Again, there is an appendix with blank logs for your to keep track as you go through the levels. There is also a list of references used in writing the book. The majority of the references are 12-14 years old, so for things like anatomy and physiology, that is not a problem. However, for current evidence about injury and treatment, ideas change frequently as we learn new things. I would have liked to see more references from 2010 and beyond to show a current level of understanding.
My last gripe, which is more personal than anything, is that he does not mention physical therapy. He mentions doctors and chiropractors, but PT’s. Oh well, maybe he just has not had the chance to find one he likes.

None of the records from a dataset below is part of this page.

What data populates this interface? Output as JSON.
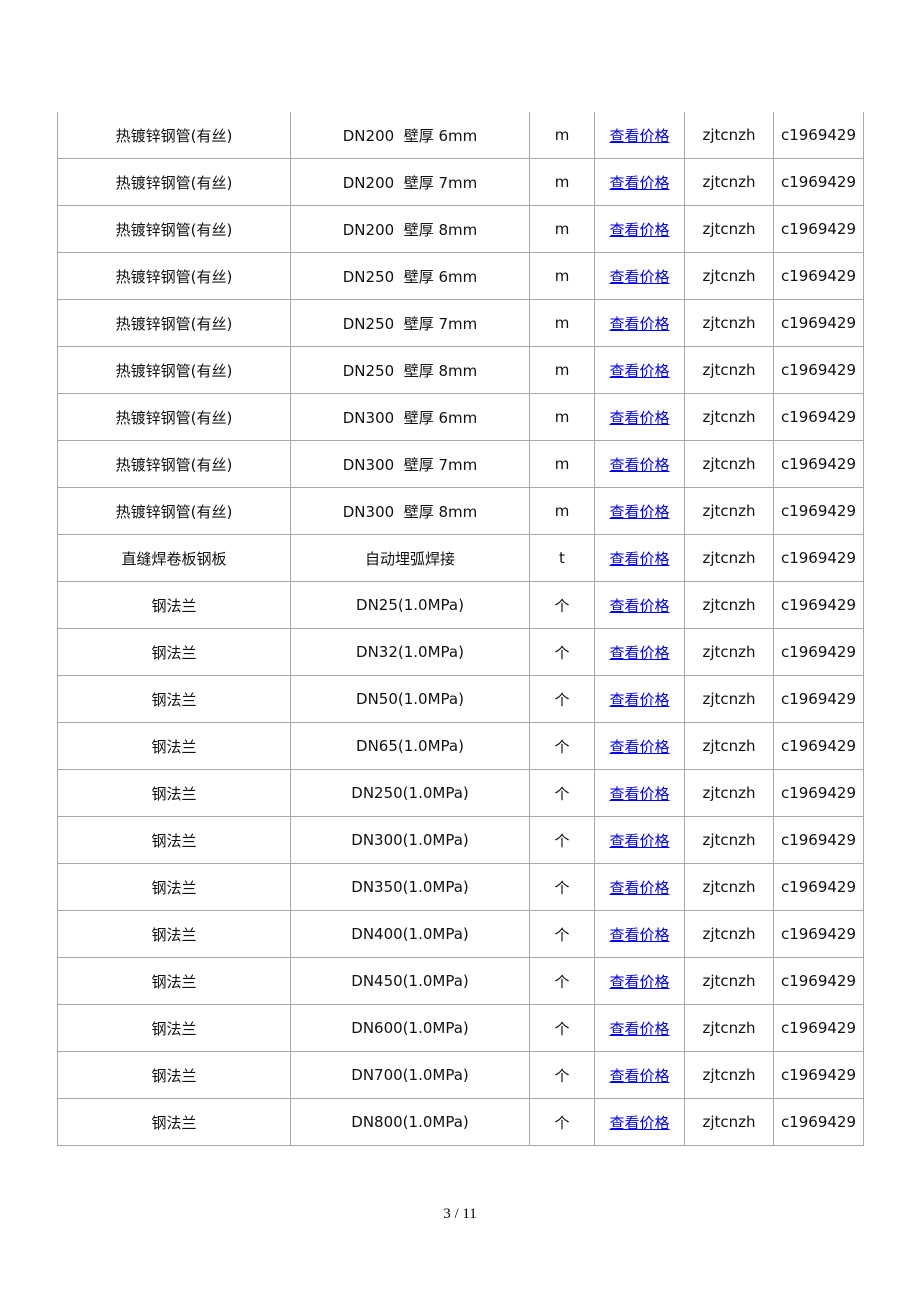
{
  "rows": [
    [
      "热镀锌钢管(有丝)",
      "DN200  壁厚 6mm",
      "m",
      "查看价格",
      "zjtcnzh",
      "c1969429"
    ],
    [
      "热镀锌钢管(有丝)",
      "DN200  壁厚 7mm",
      "m",
      "查看价格",
      "zjtcnzh",
      "c1969429"
    ],
    [
      "热镀锌钢管(有丝)",
      "DN200  壁厚 8mm",
      "m",
      "查看价格",
      "zjtcnzh",
      "c1969429"
    ],
    [
      "热镀锌钢管(有丝)",
      "DN250  壁厚 6mm",
      "m",
      "查看价格",
      "zjtcnzh",
      "c1969429"
    ],
    [
      "热镀锌钢管(有丝)",
      "DN250  壁厚 7mm",
      "m",
      "查看价格",
      "zjtcnzh",
      "c1969429"
    ],
    [
      "热镀锌钢管(有丝)",
      "DN250  壁厚 8mm",
      "m",
      "查看价格",
      "zjtcnzh",
      "c1969429"
    ],
    [
      "热镀锌钢管(有丝)",
      "DN300  壁厚 6mm",
      "m",
      "查看价格",
      "zjtcnzh",
      "c1969429"
    ],
    [
      "热镀锌钢管(有丝)",
      "DN300  壁厚 7mm",
      "m",
      "查看价格",
      "zjtcnzh",
      "c1969429"
    ],
    [
      "热镀锌钢管(有丝)",
      "DN300  壁厚 8mm",
      "m",
      "查看价格",
      "zjtcnzh",
      "c1969429"
    ],
    [
      "直缝焊卷板钢板",
      "自动埋弧焊接",
      "t",
      "查看价格",
      "zjtcnzh",
      "c1969429"
    ],
    [
      "钢法兰",
      "DN25(1.0MPa)",
      "个",
      "查看价格",
      "zjtcnzh",
      "c1969429"
    ],
    [
      "钢法兰",
      "DN32(1.0MPa)",
      "个",
      "查看价格",
      "zjtcnzh",
      "c1969429"
    ],
    [
      "钢法兰",
      "DN50(1.0MPa)",
      "个",
      "查看价格",
      "zjtcnzh",
      "c1969429"
    ],
    [
      "钢法兰",
      "DN65(1.0MPa)",
      "个",
      "查看价格",
      "zjtcnzh",
      "c1969429"
    ],
    [
      "钢法兰",
      "DN250(1.0MPa)",
      "个",
      "查看价格",
      "zjtcnzh",
      "c1969429"
    ],
    [
      "钢法兰",
      "DN300(1.0MPa)",
      "个",
      "查看价格",
      "zjtcnzh",
      "c1969429"
    ],
    [
      "钢法兰",
      "DN350(1.0MPa)",
      "个",
      "查看价格",
      "zjtcnzh",
      "c1969429"
    ],
    [
      "钢法兰",
      "DN400(1.0MPa)",
      "个",
      "查看价格",
      "zjtcnzh",
      "c1969429"
    ],
    [
      "钢法兰",
      "DN450(1.0MPa)",
      "个",
      "查看价格",
      "zjtcnzh",
      "c1969429"
    ],
    [
      "钢法兰",
      "DN600(1.0MPa)",
      "个",
      "查看价格",
      "zjtcnzh",
      "c1969429"
    ],
    [
      "钢法兰",
      "DN700(1.0MPa)",
      "个",
      "查看价格",
      "zjtcnzh",
      "c1969429"
    ],
    [
      "钢法兰",
      "DN800(1.0MPa)",
      "个",
      "查看价格",
      "zjtcnzh",
      "c1969429"
    ]
  ],
  "page_number": "3  / 11",
  "colors": {
    "link": "#0000ee",
    "border": "#a8a8a8"
  }
}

Most of the detailed issues with the book above will not detract from its ability to help you improve in core strength. You just can’t take everything that is said as fact and may need help from a professional to make sure you are not going to make things worse. The exercises are quite well targeted to cyclists and the positions that we maintain. I don’t recall there being much of a disclaimer to the book, so I would like to add one . . . if you currently have back, neck, knee or other pain from cycling it would be in your best interest to seek the help of a qualified physical therapist. You need to be checked for imbalances, proper fit, and many other things before recommending jumping into the book. Any good therapist would be happy to look at you, explain your situation and give you a road map to getting better and using the book to do so with additional exercises as needed (such as hip adductors liked mentioned above). In closing this review I really think it is great book and I have tried many of the exercise and look forward to learning the others. Tom did an overall great job and has much more knowledge about anatomy, pain and movement than most do. I am glad that I purchased the book.